■ **TASK BRIEF**
In your reply, write out the records exactly, each line intact.

——————

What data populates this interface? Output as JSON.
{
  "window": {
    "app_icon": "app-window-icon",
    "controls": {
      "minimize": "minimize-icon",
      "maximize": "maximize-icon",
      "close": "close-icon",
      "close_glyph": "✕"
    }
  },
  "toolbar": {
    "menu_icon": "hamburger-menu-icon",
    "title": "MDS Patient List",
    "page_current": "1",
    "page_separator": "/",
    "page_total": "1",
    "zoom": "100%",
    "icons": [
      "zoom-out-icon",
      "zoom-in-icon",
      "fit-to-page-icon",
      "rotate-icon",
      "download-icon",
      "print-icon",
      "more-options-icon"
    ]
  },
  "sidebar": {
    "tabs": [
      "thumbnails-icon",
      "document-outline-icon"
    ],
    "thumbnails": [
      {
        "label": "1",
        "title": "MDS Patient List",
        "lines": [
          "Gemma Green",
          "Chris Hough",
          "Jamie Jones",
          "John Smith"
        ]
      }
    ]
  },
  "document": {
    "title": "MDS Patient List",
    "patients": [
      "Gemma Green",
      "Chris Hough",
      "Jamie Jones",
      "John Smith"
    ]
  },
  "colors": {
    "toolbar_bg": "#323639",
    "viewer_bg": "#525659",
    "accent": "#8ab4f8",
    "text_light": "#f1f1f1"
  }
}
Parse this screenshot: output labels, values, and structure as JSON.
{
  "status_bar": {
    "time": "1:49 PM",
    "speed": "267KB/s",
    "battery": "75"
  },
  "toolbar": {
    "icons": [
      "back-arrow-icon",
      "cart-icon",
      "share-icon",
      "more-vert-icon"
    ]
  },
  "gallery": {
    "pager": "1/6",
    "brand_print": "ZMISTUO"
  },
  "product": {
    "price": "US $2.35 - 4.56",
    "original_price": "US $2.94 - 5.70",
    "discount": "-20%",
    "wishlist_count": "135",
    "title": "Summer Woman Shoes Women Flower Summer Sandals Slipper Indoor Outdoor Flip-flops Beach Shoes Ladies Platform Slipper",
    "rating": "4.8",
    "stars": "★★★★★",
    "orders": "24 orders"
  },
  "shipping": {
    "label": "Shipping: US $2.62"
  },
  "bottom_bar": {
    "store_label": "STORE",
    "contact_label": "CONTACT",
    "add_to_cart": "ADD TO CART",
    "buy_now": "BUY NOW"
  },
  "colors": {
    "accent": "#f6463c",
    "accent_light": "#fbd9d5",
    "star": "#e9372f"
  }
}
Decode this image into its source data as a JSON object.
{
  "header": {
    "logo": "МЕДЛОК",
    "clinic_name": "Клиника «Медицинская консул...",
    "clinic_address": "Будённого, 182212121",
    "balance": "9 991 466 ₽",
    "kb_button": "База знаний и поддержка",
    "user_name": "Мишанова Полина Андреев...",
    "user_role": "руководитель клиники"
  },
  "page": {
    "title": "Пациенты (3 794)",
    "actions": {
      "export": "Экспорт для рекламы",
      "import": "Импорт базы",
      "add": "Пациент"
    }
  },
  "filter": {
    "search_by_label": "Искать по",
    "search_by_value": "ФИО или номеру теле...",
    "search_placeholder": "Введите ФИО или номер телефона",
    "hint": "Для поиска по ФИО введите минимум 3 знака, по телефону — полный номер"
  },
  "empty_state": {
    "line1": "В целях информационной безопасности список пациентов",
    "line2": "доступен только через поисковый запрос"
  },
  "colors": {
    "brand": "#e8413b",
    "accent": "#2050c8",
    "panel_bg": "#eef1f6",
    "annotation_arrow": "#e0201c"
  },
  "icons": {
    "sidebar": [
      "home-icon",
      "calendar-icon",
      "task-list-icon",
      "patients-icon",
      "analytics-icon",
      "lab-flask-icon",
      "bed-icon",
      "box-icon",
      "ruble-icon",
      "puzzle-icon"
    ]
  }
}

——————

■ **SOLVED PROBLEM**
What data populates this interface? Output as JSON.
{
  "window": {
    "app_icon": "app-window-icon",
    "controls": {
      "minimize": "minimize-icon",
      "maximize": "maximize-icon",
      "close": "close-icon",
      "close_glyph": "✕"
    }
  },
  "toolbar": {
    "menu_icon": "hamburger-menu-icon",
    "title": "MDS Patient List",
    "page_current": "1",
    "page_separator": "/",
    "page_total": "1",
    "zoom": "100%",
    "icons": [
      "zoom-out-icon",
      "zoom-in-icon",
      "fit-to-page-icon",
      "rotate-icon",
      "download-icon",
      "print-icon",
      "more-options-icon"
    ]
  },
  "sidebar": {
    "tabs": [
      "thumbnails-icon",
      "document-outline-icon"
    ],
    "thumbnails": [
      {
        "label": "1",
        "title": "MDS Patient List",
        "lines": [
          "Gemma Green",
          "Chris Hough",
          "Jamie Jones",
          "John Smith"
        ]
      }
    ]
  },
  "document": {
    "title": "MDS Patient List",
    "patients": [
      "Gemma Green",
      "Chris Hough",
      "Jamie Jones",
      "John Smith"
    ]
  },
  "colors": {
    "toolbar_bg": "#323639",
    "viewer_bg": "#525659",
    "accent": "#8ab4f8",
    "text_light": "#f1f1f1"
  }
}
Parse this screenshot: output labels, values, and structure as JSON.
{
  "status_bar": {
    "time": "1:49 PM",
    "speed": "267KB/s",
    "battery": "75"
  },
  "toolbar": {
    "icons": [
      "back-arrow-icon",
      "cart-icon",
      "share-icon",
      "more-vert-icon"
    ]
  },
  "gallery": {
    "pager": "1/6",
    "brand_print": "ZMISTUO"
  },
  "product": {
    "price": "US $2.35 - 4.56",
    "original_price": "US $2.94 - 5.70",
    "discount": "-20%",
    "wishlist_count": "135",
    "title": "Summer Woman Shoes Women Flower Summer Sandals Slipper Indoor Outdoor Flip-flops Beach Shoes Ladies Platform Slipper",
    "rating": "4.8",
    "stars": "★★★★★",
    "orders": "24 orders"
  },
  "shipping": {
    "label": "Shipping: US $2.62"
  },
  "bottom_bar": {
    "store_label": "STORE",
    "contact_label": "CONTACT",
    "add_to_cart": "ADD TO CART",
    "buy_now": "BUY NOW"
  },
  "colors": {
    "accent": "#f6463c",
    "accent_light": "#fbd9d5",
    "star": "#e9372f"
  }
}
Decode this image into its source data as a JSON object.
{
  "header": {
    "logo": "МЕДЛОК",
    "clinic_name": "Клиника «Медицинская консул...",
    "clinic_address": "Будённого, 182212121",
    "balance": "9 991 466 ₽",
    "kb_button": "База знаний и поддержка",
    "user_name": "Мишанова Полина Андреев...",
    "user_role": "руководитель клиники"
  },
  "page": {
    "title": "Пациенты (3 794)",
    "actions": {
      "export": "Экспорт для рекламы",
      "import": "Импорт базы",
      "add": "Пациент"
    }
  },
  "filter": {
    "search_by_label": "Искать по",
    "search_by_value": "ФИО или номеру теле...",
    "search_placeholder": "Введите ФИО или номер телефона",
    "hint": "Для поиска по ФИО введите минимум 3 знака, по телефону — полный номер"
  },
  "empty_state": {
    "line1": "В целях информационной безопасности список пациентов",
    "line2": "доступен только через поисковый запрос"
  },
  "colors": {
    "brand": "#e8413b",
    "accent": "#2050c8",
    "panel_bg": "#eef1f6",
    "annotation_arrow": "#e0201c"
  },
  "icons": {
    "sidebar": [
      "home-icon",
      "calendar-icon",
      "task-list-icon",
      "patients-icon",
      "analytics-icon",
      "lab-flask-icon",
      "bed-icon",
      "box-icon",
      "ruble-icon",
      "puzzle-icon"
    ]
  }
}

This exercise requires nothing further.